Celebrating 20 Years: Pantera - Vulgar Display of Power
And it was 1990 that saw this change come recklessly and wildly into place when Arlington quartet Pantera re-emerged with their fifth album Cowboys From Hell. This album would become a rebirth for the group and a rebirth for metal in general. It saw the group abandon their cringeworthy glam metal of old and return with a much rougher, dirtier and more extreme brand of metal. As guitarist Darrell Abbott transformed from "Diamond Darrell" into "Dimebag Darrell", Pantera charged forward with a full-scale assault upon a mass of unsespecting and delighted metal enthusiasts with the introduction of groove metal which saw the perfect marriage of pulsing thrash metal riffs and danceable hip hop rhythms. The previous glam metal releases meant nothing. This was their real debut. This was the real way to say hello to Pantera and a new dawn of heavy music that would give heavy music at it's most extreme a place in the mainstream world of music where it belonged.
And then a year later, Nevermind by Nirvana topped the US Billboard 200 album chart and heavy rock music was given a newer rebirth once again in the form of grunge music, as the Nirvana, Pearl Jam and Alice In Chains all reached extreme heights of mainstream success. However, this meant that the world of metal was still left begging for more and the rise of groups like Machine Head and mainstream emegence of Sepultura meant more progress was made in the rise of groove metal. but ultimately, it was Pantera that a new generation of optimistic metalheads looked upon for a desire to continue to intense assault of revolutionary heavy metal as they had on Cowboys From Hell. Surely it was an impossible task. There was no way an album with the same kind of game-changing and reputable impact could be made, surely...
When speaking of the mentality the group had for the making of the album, Anselmo states that the idea of playing making the album was simply "playing metal with hardcore attitude" and it shows through the constant addition of the extra badass qualities that hardcore punk brings mixing itself with heavy metal traditions to create the kind of musical attitude that was unheard. It resulted in bleak and sludgy verse structures mixing with more in-your-face and frantic grooves during Live In a Hole and Regular People (Conceit) and most importantly, giving badass riffs to more emotional ballads. The closest anyone had got to doing such a thing was Guns N' Roses and they never had any immense breakdowns or deathly growling, like heard in This Love and Hollow. And these moments don't even divert from the pure emotion that emits from these songs, surely a sign of how strong they are.

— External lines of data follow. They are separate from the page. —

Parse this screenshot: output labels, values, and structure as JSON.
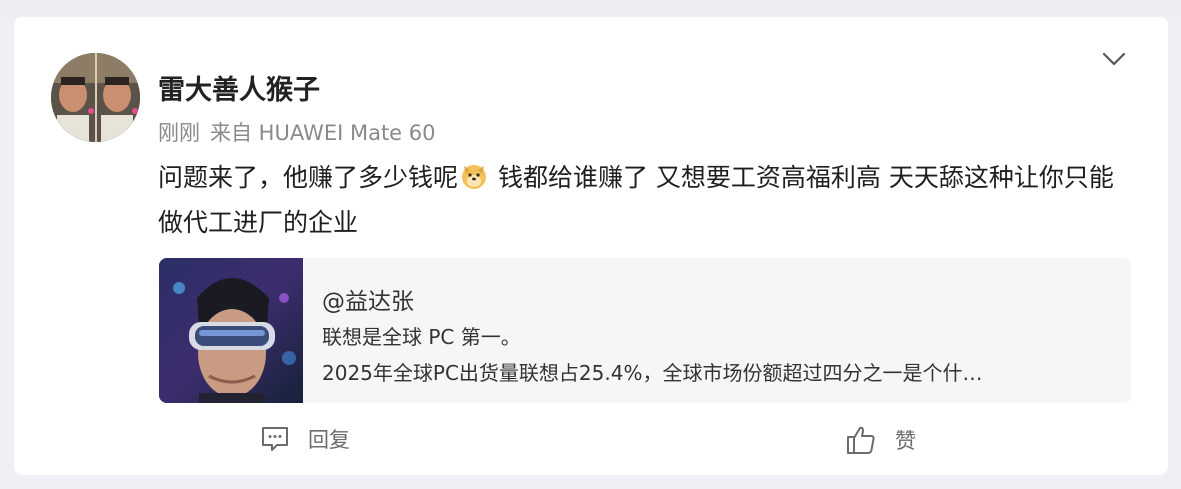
{
  "post": {
    "username": "雷大善人猴子",
    "time": "刚刚",
    "source": "来自 HUAWEI Mate 60",
    "text_part1": "问题来了，他赚了多少钱呢",
    "emoji": "doge-emoji",
    "text_part2": " 钱都给谁赚了 又想要工资高福利高 天天舔这种让你只能做代工进厂的企业"
  },
  "quote": {
    "author": "@益达张",
    "line1": "联想是全球 PC 第一。",
    "line2": "2025年全球PC出货量联想占25.4%，全球市场份额超过四分之一是个什…"
  },
  "actions": {
    "reply_label": "回复",
    "like_label": "赞"
  },
  "icons": {
    "menu": "chevron-down-icon",
    "reply": "comment-icon",
    "like": "thumbs-up-icon"
  }
}
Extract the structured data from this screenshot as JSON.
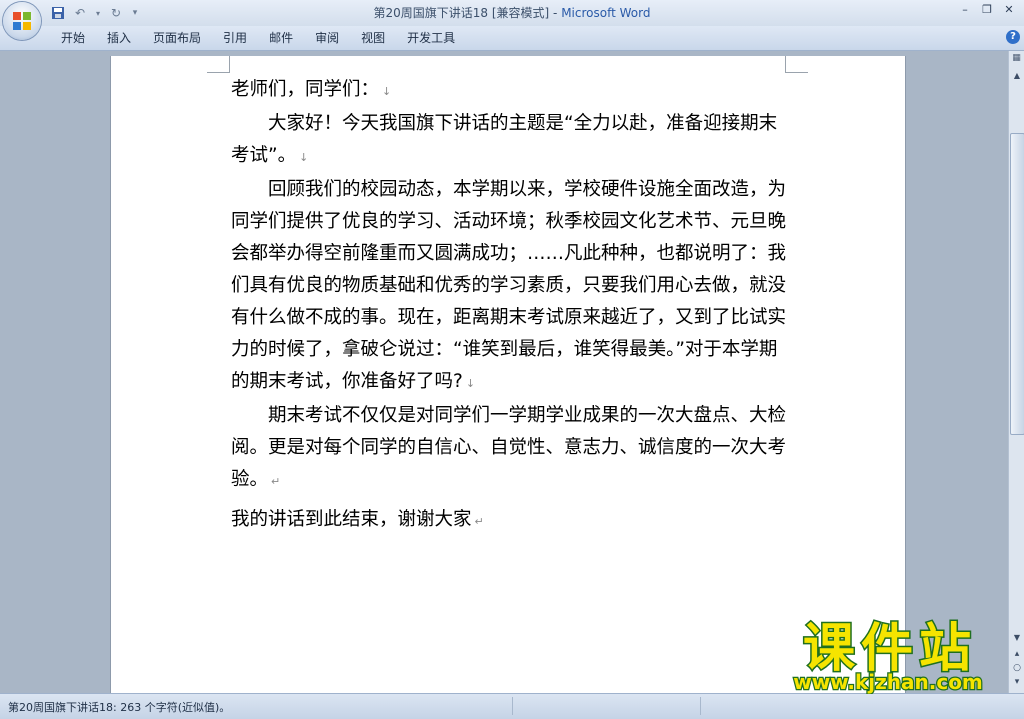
{
  "window": {
    "title_doc": "第20周国旗下讲话18 [兼容模式]",
    "title_sep": " - ",
    "title_app": "Microsoft Word"
  },
  "qat": {
    "save_icon": "save-icon",
    "undo_icon": "undo-icon",
    "redo_icon": "redo-icon",
    "customize_icon": "chevron-down-icon"
  },
  "ribbon": {
    "tabs": [
      "开始",
      "插入",
      "页面布局",
      "引用",
      "邮件",
      "审阅",
      "视图",
      "开发工具"
    ]
  },
  "document": {
    "paragraphs": [
      {
        "text": "老师们，同学们：",
        "mark": "↓"
      },
      {
        "text": "大家好！今天我国旗下讲话的主题是“全力以赴，准备迎接期末考试”。",
        "mark": "↓"
      },
      {
        "text": "回顾我们的校园动态，本学期以来，学校硬件设施全面改造，为同学们提供了优良的学习、活动环境；秋季校园文化艺术节、元旦晚会都举办得空前隆重而又圆满成功；……凡此种种，也都说明了：我们具有优良的物质基础和优秀的学习素质，只要我们用心去做，就没有什么做不成的事。现在，距离期末考试原来越近了，又到了比试实力的时候了，拿破仑说过：“谁笑到最后，谁笑得最美。”对于本学期的期末考试，你准备好了吗?",
        "mark": "↓"
      },
      {
        "text": "期末考试不仅仅是对同学们一学期学业成果的一次大盘点、大检阅。更是对每个同学的自信心、自觉性、意志力、诚信度的一次大考验。",
        "mark": "↵"
      },
      {
        "text": "我的讲话到此结束，谢谢大家",
        "mark": "↵"
      }
    ]
  },
  "statusbar": {
    "text": "第20周国旗下讲话18: 263 个字符(近似值)。"
  },
  "watermark": {
    "logo_text": "课件站",
    "url": "www.kjzhan.com"
  },
  "colors": {
    "title_app": "#2a5aa8",
    "ribbon_bg": "#d3deec",
    "watermark_yellow": "#f5e400",
    "watermark_green": "#1f6f1f"
  }
}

The emotional impact of Vulgar Display of Power is also a considerable force, both when listening and in hindsight. Though the performance is violent and aggressive, there's a lot of positivity to be found on the album. Rise is a song that calls for mass unity and brotherhood amongst mankind as Anselmo yells "Mass prediction, unification/ Breathing life into our lungs/ Every creed and every kind/ To give us depth for strength." In hindsight, this idea of brotherhood is something that makes this album so wonderful. It's the sense of brotherhood within Pantera that makes this album even more powerful a listen. Anselmo had fully settled into a group, having not joined until fourth album and unofficial Pantera album Power Metal and when listening to the album, it's quite clearly the sound of four guys kicking it together and having an awesome time without a care about what anyone else thinks. It's a far cry from the events in later years which saw Anselmo and Dimebag have a very public fallout in 2003, leading to the demise of the group and the horrific onstage murder of Dimebag a year later meant Phil was never given any chance to make any kind of reparations with his former partner in metal. So, when listening to Vulgar Display of Power, it's a warming callback of more glorious days, a true album which resembles friendship and brotherhood across musicians.
So, Vulgar Display of Power is an album that's all about being as brutal and hardcore as possible in playing heavy metal and twenty years on it's still as heart-racing, punishing and tearing a listen as ever with raw energetic performances with genuine roughness, bile and vigor mixed with the performance. It's the album that has inspired a generation of groups, putting both nu metal and metalcore into action by mixing wiry, adrenaline filled hardcore breakdowns with in-depth more emotional heavy metal passages. It's a masterpiece of metal and though it is extremely likely that Pantera are never going to make any kind of return, albums like this mean their legacy will last forever.
Pantera's Vulgar Display of Power 20th Anniversary Edition CD/DVD set will be released on 15th May via Rhino.